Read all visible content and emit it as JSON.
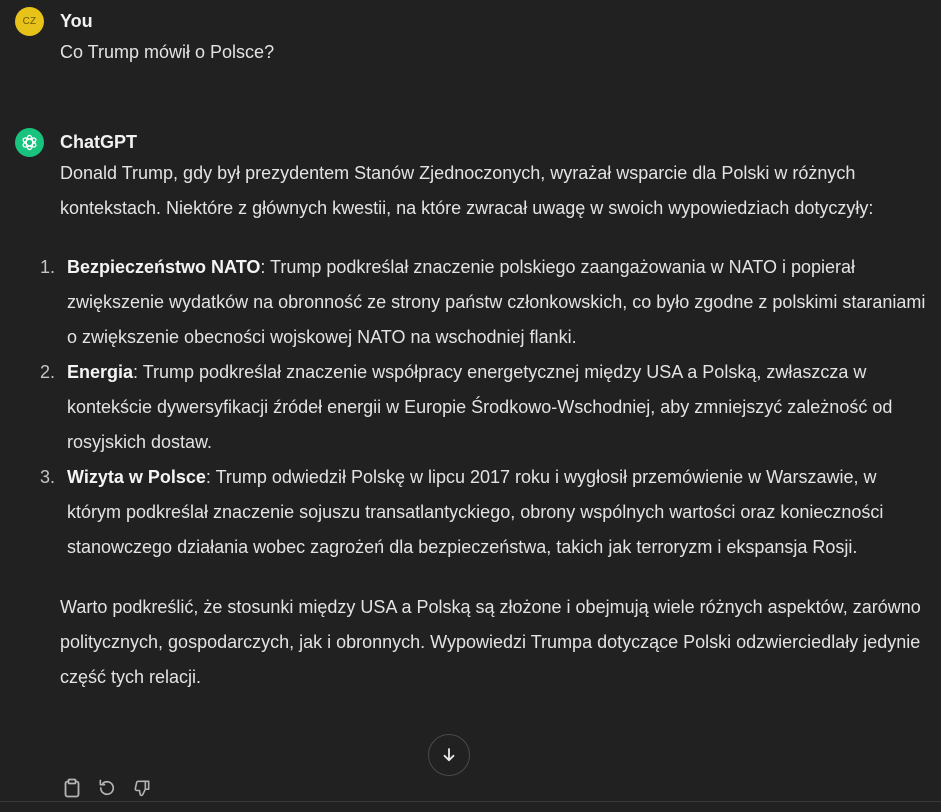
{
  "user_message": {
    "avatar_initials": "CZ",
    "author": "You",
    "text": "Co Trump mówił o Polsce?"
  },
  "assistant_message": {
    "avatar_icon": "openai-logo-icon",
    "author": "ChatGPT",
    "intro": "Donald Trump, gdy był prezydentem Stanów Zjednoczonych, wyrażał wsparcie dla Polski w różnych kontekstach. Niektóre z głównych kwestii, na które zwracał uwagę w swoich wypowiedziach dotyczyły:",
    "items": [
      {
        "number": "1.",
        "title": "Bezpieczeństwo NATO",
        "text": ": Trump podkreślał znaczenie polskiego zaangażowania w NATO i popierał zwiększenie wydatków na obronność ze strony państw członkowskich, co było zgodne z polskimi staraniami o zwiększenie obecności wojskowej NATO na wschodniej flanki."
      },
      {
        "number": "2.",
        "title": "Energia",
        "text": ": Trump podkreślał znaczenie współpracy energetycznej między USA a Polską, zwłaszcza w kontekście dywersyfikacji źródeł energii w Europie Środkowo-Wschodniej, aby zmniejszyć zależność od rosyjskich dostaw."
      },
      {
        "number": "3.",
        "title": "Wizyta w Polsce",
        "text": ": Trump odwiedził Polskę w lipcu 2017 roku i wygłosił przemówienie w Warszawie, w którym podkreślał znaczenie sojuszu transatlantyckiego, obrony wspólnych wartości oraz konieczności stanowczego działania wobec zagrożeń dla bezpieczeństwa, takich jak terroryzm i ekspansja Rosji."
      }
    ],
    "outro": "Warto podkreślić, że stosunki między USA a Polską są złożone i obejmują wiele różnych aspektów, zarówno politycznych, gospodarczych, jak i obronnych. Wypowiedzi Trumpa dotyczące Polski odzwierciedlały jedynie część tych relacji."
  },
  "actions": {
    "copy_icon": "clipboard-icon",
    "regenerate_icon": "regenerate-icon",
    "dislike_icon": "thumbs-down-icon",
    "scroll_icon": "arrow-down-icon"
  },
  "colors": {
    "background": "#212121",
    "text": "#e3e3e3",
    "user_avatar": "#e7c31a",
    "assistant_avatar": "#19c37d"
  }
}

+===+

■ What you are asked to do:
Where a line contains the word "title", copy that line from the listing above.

■ Your response:
        "title": "Bezpieczeństwo NATO",
        "title": "Energia",
        "title": "Wizyta w Polsce",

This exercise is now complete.